Felicia Cornaro (died 1111), was the Dogaressa of Venice by marriage to the Doge Vitale I Michiel (r. 1096-1102). She was politically active and exerted an acknowledged influence over the affairs of state. She was a strong supporter of the First Crusade.
She is described as an ideal of simplicity, virtue and modesty for the women of Venice, in contrast to what had been the case with the previous dogaressa, Theodora Anna Doukaina Selvo. During the First Crusade, she organised the funds necessary to establish hospitals, beds and food for the pilgrims and crusaders, and set an example by selling her jewelry and clothes and cutting down the representation of the doge court life. She also encouraged the mothers to send their sons away to serve in the crusade. In 1099, the Venetians financed an escort fleet to protect the crusaders on their way to Syria. The influence of Felicia upon the affairs of state was common knowledge: Mathilda of Tuscany asked Felicia to persuade Venice to assist her to pacify the rebellious Ferrara, something Felicia also successfully did.
- Staley, Edgcumbe: The dogaressas of Venice : The wives of the doges, London : T. W. Laurie
|Dogaressa of Venice
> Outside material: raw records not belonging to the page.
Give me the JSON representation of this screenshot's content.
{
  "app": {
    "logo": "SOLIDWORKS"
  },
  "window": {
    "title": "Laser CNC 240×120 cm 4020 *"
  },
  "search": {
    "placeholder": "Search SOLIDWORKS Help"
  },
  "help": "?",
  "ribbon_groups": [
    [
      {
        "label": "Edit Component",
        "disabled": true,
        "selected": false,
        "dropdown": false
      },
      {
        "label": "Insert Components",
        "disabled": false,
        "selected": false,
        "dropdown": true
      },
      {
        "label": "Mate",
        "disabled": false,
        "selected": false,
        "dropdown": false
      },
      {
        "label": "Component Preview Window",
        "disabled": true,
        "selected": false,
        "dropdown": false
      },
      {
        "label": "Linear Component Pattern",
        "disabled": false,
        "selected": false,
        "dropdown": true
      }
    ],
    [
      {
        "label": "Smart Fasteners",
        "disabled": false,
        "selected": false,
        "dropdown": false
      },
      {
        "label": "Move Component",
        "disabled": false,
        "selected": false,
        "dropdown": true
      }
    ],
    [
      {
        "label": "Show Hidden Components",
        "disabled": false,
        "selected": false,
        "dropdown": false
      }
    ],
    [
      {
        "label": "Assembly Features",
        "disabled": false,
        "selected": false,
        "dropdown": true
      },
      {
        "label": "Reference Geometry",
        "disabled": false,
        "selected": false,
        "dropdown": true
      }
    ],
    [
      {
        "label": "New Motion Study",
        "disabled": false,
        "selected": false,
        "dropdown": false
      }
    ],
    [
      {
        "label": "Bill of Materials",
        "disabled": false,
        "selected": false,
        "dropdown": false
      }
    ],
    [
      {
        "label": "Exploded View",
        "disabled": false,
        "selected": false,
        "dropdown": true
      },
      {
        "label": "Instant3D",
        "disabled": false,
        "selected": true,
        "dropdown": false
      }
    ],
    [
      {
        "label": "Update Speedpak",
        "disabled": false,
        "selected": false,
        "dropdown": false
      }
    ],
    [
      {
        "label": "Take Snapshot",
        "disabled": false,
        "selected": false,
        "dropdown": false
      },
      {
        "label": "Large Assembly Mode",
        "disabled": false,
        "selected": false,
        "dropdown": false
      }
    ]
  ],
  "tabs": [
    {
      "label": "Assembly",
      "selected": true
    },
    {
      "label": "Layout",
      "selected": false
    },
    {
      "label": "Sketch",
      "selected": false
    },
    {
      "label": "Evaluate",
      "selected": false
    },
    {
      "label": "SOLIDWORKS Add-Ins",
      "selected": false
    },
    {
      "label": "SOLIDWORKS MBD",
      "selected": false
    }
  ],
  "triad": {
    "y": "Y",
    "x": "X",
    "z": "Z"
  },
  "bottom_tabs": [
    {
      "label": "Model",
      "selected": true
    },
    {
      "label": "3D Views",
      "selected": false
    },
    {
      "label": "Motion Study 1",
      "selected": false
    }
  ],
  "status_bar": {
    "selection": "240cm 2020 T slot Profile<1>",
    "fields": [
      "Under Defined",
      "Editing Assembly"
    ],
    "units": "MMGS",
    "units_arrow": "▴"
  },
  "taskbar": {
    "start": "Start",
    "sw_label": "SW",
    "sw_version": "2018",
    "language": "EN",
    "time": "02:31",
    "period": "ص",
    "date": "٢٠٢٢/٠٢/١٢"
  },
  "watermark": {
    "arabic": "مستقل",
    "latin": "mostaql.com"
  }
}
|This biography of an Italian noble is a stub. You can help Wikipedia by expanding it.|